Last Sunday, Italy's Lamont Marcell Jacobs won the men's 100m final at the Tokyo 2020 Olympics.
It was the first time someone other than Usain Bolt has claimed the event's gold medal in 13 years, with the Jamaican legend prevailing at Beijing 2008, London 2012 and Rio 2016.
Jacobs' unexpected victory in the Japanese capital was simply remarkable and his time of 9.80 seconds wasn't bad either.
The Italian's run is the joint-fifth fastest in Olympic history, behind only Justin Gatlin, Yohan Blake and two of Bolt's historic efforts.
Bolt's Olympic record of 9.63 seconds is one that will almost certainly remain intact for decades to come and what's still hard to believe is that it's not the global icon's speediest run.
That came at the 2009 World Championships in Berlin, when the Jamaican set a new world record by covering the 100m distance in just 9.58 seconds.

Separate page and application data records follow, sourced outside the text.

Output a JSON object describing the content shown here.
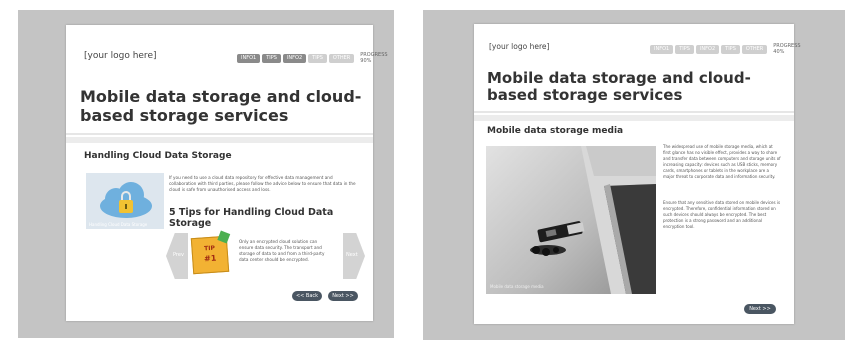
{
  "left": {
    "logo": "[your logo here]",
    "tabs": [
      "INFO1",
      "TIPS",
      "INFO2",
      "TIPS",
      "OTHER"
    ],
    "progress": "PROGRESS 90%",
    "title": "Mobile data storage and cloud-based storage services",
    "section_heading": "Handling Cloud Data Storage",
    "intro_text": "If you need to use a cloud data repository for effective data management and collaboration with third parties, please follow the advice below to ensure that data in the cloud is safe from unauthorised access and loss.",
    "image_caption": "Handling Cloud Data Storage",
    "tips_heading": "5 Tips for Handling Cloud Data Storage",
    "tip_badge": {
      "line1": "TIP",
      "line2": "#1"
    },
    "tip_text": "Only an encrypted cloud solution can ensure data security. The transport and storage of data to and from a third-party data center should be encrypted.",
    "prev_arrow": "Prev",
    "next_arrow": "Next",
    "back_button": "<< Back",
    "next_button": "Next >>"
  },
  "right": {
    "logo": "[your logo here]",
    "tabs": [
      "INFO1",
      "TIPS",
      "INFO2",
      "TIPS",
      "OTHER"
    ],
    "progress": "PROGRESS 40%",
    "title": "Mobile data storage and cloud-based storage services",
    "section_heading": "Mobile data storage media",
    "para1": "The widespread use of mobile storage media, which at first glance has no visible effect, provides a way to share and transfer data between computers and storage units of increasing capacity: devices such as USB sticks, memory cards, smartphones or tablets in the workplace are a major threat to corporate data and information security.",
    "para2": "Ensure that any sensitive data stored on mobile devices is encrypted. Therefore, confidential information stored on such devices should always be encrypted. The best protection is a strong password and an additional encryption tool.",
    "image_caption": "Mobile data storage media",
    "next_button": "Next >>"
  },
  "colors": {
    "panel_bg": "#c4c4c4",
    "button_bg": "#4a5662",
    "tab_bg": "#8a8a8a",
    "tip_badge": "#f2b233"
  }
}
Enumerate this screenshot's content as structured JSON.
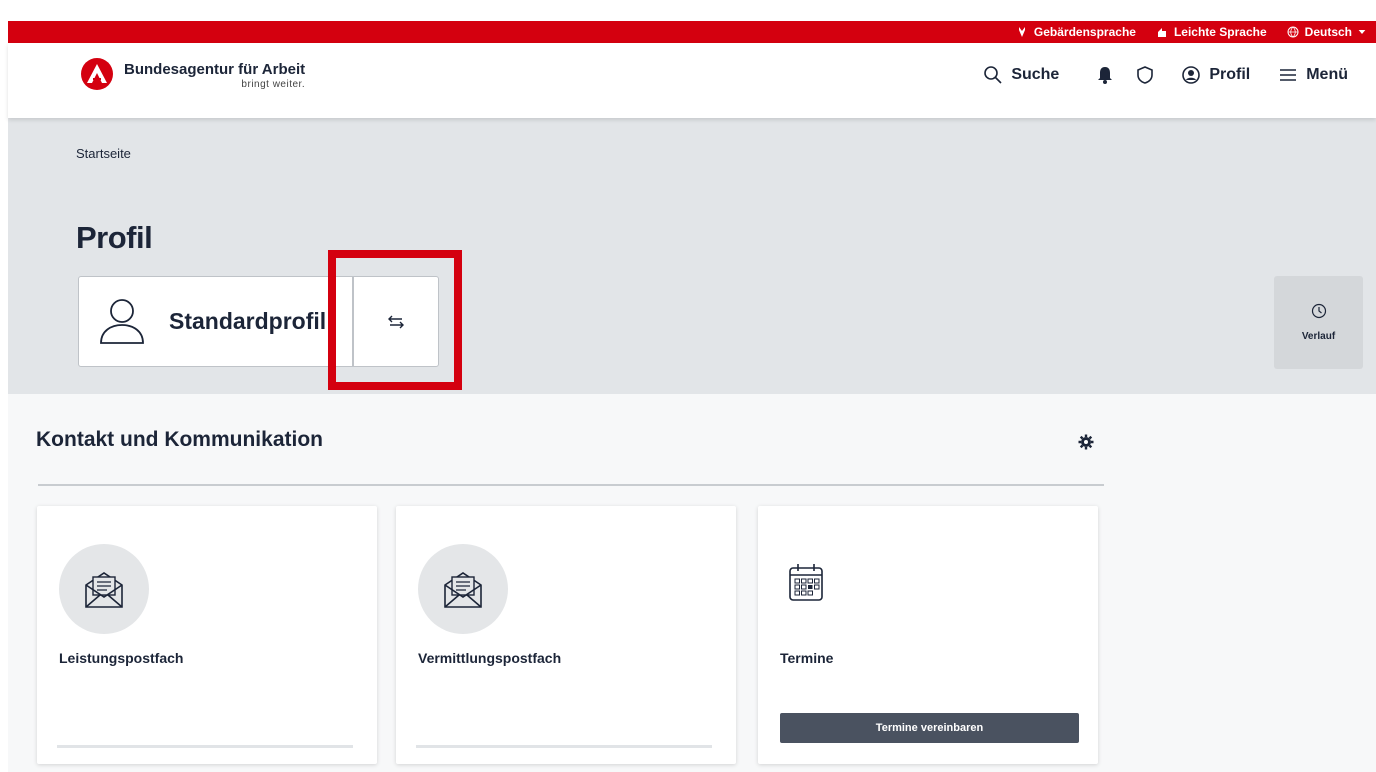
{
  "topbar": {
    "links": [
      {
        "label": "Gebärdensprache",
        "icon": "sign-language-icon"
      },
      {
        "label": "Leichte Sprache",
        "icon": "easy-language-icon"
      },
      {
        "label": "Deutsch",
        "icon": "globe-icon"
      }
    ]
  },
  "header": {
    "logo_name": "Bundesagentur für Arbeit",
    "logo_slogan": "bringt weiter.",
    "nav": {
      "search": "Suche",
      "profil": "Profil",
      "menu": "Menü"
    }
  },
  "hero": {
    "breadcrumb": "Startseite",
    "title": "Profil",
    "profile_name": "Standardprofil",
    "verlauf": "Verlauf"
  },
  "section": {
    "title": "Kontakt und Kommunikation",
    "cards": [
      {
        "label": "Leistungspostfach",
        "icon": "envelope-letter-icon"
      },
      {
        "label": "Vermittlungspostfach",
        "icon": "envelope-letter-icon"
      },
      {
        "label": "Termine",
        "icon": "calendar-icon",
        "action": "Termine vereinbaren"
      }
    ]
  },
  "colors": {
    "brand_red": "#d4000f",
    "dark_text": "#1c2538",
    "hero_bg": "#e2e5e8",
    "button_dark": "#4a5260"
  }
}
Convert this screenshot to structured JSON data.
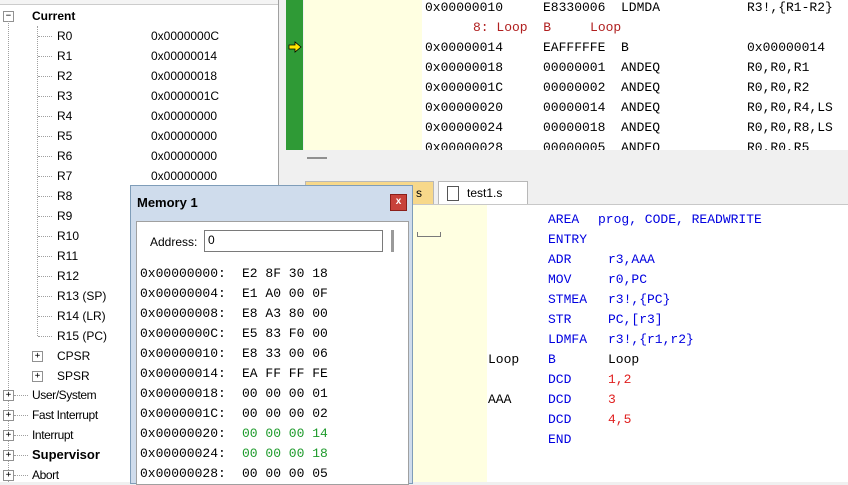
{
  "registers": {
    "group_label": "Current",
    "rows": [
      {
        "name": "R0",
        "value": "0x0000000C"
      },
      {
        "name": "R1",
        "value": "0x00000014"
      },
      {
        "name": "R2",
        "value": "0x00000018"
      },
      {
        "name": "R3",
        "value": "0x0000001C"
      },
      {
        "name": "R4",
        "value": "0x00000000"
      },
      {
        "name": "R5",
        "value": "0x00000000"
      },
      {
        "name": "R6",
        "value": "0x00000000"
      },
      {
        "name": "R7",
        "value": "0x00000000"
      },
      {
        "name": "R8",
        "value": ""
      },
      {
        "name": "R9",
        "value": ""
      },
      {
        "name": "R10",
        "value": ""
      },
      {
        "name": "R11",
        "value": ""
      },
      {
        "name": "R12",
        "value": ""
      },
      {
        "name": "R13 (SP)",
        "value": ""
      },
      {
        "name": "R14 (LR)",
        "value": ""
      },
      {
        "name": "R15 (PC)",
        "value": ""
      }
    ],
    "cpsr": "CPSR",
    "spsr": "SPSR",
    "modes": [
      "User/System",
      "Fast Interrupt",
      "Interrupt",
      "Supervisor",
      "Abort"
    ]
  },
  "disassembly": {
    "rows": [
      {
        "addr": "0x00000010",
        "op": "E8330006",
        "mn": "LDMDA",
        "args": "R3!,{R1-R2}"
      },
      {
        "addr": "",
        "op": "",
        "mn": "",
        "args": "",
        "source": "8: Loop  B     Loop"
      },
      {
        "addr": "0x00000014",
        "op": "EAFFFFFE",
        "mn": "B",
        "args": "0x00000014"
      },
      {
        "addr": "0x00000018",
        "op": "00000001",
        "mn": "ANDEQ",
        "args": "R0,R0,R1"
      },
      {
        "addr": "0x0000001C",
        "op": "00000002",
        "mn": "ANDEQ",
        "args": "R0,R0,R2"
      },
      {
        "addr": "0x00000020",
        "op": "00000014",
        "mn": "ANDEQ",
        "args": "R0,R0,R4,LS"
      },
      {
        "addr": "0x00000024",
        "op": "00000018",
        "mn": "ANDEQ",
        "args": "R0,R0,R8,LS"
      },
      {
        "addr": "0x00000028",
        "op": "00000005",
        "mn": "ANDEQ",
        "args": "R0,R0,R5"
      }
    ]
  },
  "tabs": [
    {
      "label": "s"
    },
    {
      "label": "test1.s"
    }
  ],
  "editor": {
    "lines": [
      {
        "label": "",
        "instr": "AREA",
        "ops": "prog, CODE, READWRITE"
      },
      {
        "label": "",
        "instr": "ENTRY",
        "ops": ""
      },
      {
        "label": "",
        "instr": "ADR",
        "ops": "r3,AAA"
      },
      {
        "label": "",
        "instr": "MOV",
        "ops": "r0,PC"
      },
      {
        "label": "",
        "instr": "STMEA",
        "ops": "r3!,{PC}"
      },
      {
        "label": "",
        "instr": "STR",
        "ops": "PC,[r3]"
      },
      {
        "label": "",
        "instr": "LDMFA",
        "ops": "r3!,{r1,r2}"
      },
      {
        "label": "Loop",
        "instr": "B",
        "ops": "Loop"
      },
      {
        "label": "",
        "instr": "DCD",
        "ops": "1,2"
      },
      {
        "label": "AAA",
        "instr": "DCD",
        "ops": "3"
      },
      {
        "label": "",
        "instr": "DCD",
        "ops": "4,5"
      },
      {
        "label": "",
        "instr": "END",
        "ops": ""
      }
    ]
  },
  "memory": {
    "title": "Memory 1",
    "close": "x",
    "address_label": "Address:",
    "address_value": "0",
    "rows": [
      {
        "addr": "0x00000000:",
        "bytes": "E2 8F 30 18",
        "hl": false
      },
      {
        "addr": "0x00000004:",
        "bytes": "E1 A0 00 0F",
        "hl": false
      },
      {
        "addr": "0x00000008:",
        "bytes": "E8 A3 80 00",
        "hl": false
      },
      {
        "addr": "0x0000000C:",
        "bytes": "E5 83 F0 00",
        "hl": false
      },
      {
        "addr": "0x00000010:",
        "bytes": "E8 33 00 06",
        "hl": false
      },
      {
        "addr": "0x00000014:",
        "bytes": "EA FF FF FE",
        "hl": false
      },
      {
        "addr": "0x00000018:",
        "bytes": "00 00 00 01",
        "hl": false
      },
      {
        "addr": "0x0000001C:",
        "bytes": "00 00 00 02",
        "hl": false
      },
      {
        "addr": "0x00000020:",
        "bytes": "00 00 00 14",
        "hl": true
      },
      {
        "addr": "0x00000024:",
        "bytes": "00 00 00 18",
        "hl": true
      },
      {
        "addr": "0x00000028:",
        "bytes": "00 00 00 05",
        "hl": false
      }
    ]
  },
  "colors": {
    "margin_yellow": "#ffffe1",
    "gutter_green": "#2f9a36",
    "keyword_blue": "#0000e0",
    "number_red": "#e02020",
    "changed_green": "#1d9a2b"
  }
}
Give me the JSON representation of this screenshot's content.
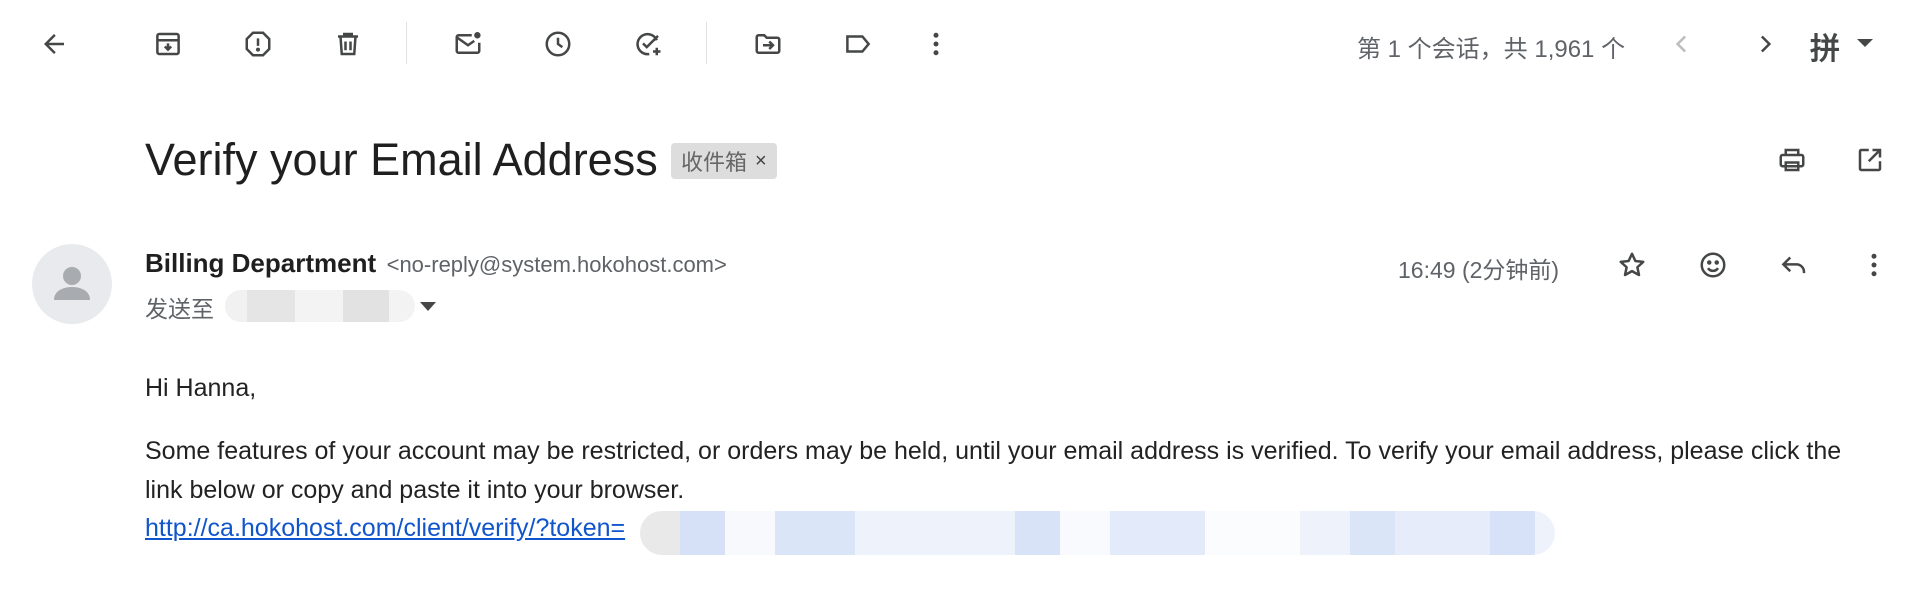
{
  "toolbar": {
    "icons": [
      "back-arrow-icon",
      "archive-icon",
      "report-spam-icon",
      "delete-icon",
      "mark-unread-icon",
      "snooze-icon",
      "add-to-tasks-icon",
      "move-to-icon",
      "label-icon",
      "more-vert-icon"
    ],
    "conversation_count": "第 1 个会话，共 1,961 个",
    "ime_label": "拼"
  },
  "header": {
    "subject": "Verify your Email Address",
    "label_tag": "收件箱",
    "label_remove": "×"
  },
  "message": {
    "sender_name": "Billing Department",
    "sender_email": "<no-reply@system.hokohost.com>",
    "to_prefix": "发送至",
    "timestamp": "16:49 (2分钟前)",
    "greeting": "Hi Hanna,",
    "paragraph": "Some features of your account may be restricted, or orders may be held, until your email address is verified. To verify your email address, please click the link below or copy and paste it into your browser.",
    "link_text": "http://ca.hokohost.com/client/verify/?token="
  },
  "colors": {
    "link": "#1155cc",
    "icon": "#444746",
    "muted_text": "#5f6368",
    "tag_bg": "#dddddd"
  }
}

It boggles the mind how a human being can run that fast and it's why Bolt is one of the greatest sporting figures in history.
A fascinating video focusing on the 'science' behind Bolt's world record 100m run goes someway to explaining how he was able to achieve the seemingly impossible.
Unsurprisingly, the brilliant footage has gone viral on social media.
The science behind Bolt's 100m world record
The video explains how Bolt's starting position - or 'line of attack' - for the race was absolutely perfect and it allowed him to fly out the blocks and get ahead of the rest
Bolt was then able to increase his stride length and speed during the latter part of the race, before finishing in a far more fluid manner than Gay, who claimed second-place.
All in all, it's a great clip, one which helps the average person better understand how the Jamaican created history out in Berlin.
The finest sprinter of all time sadly called time on his illustrious career back in 2017 at the age of just 31.
It's a shame the great man is not still doing what he does best out on the track, as the Olympic Games just isn't the same without him.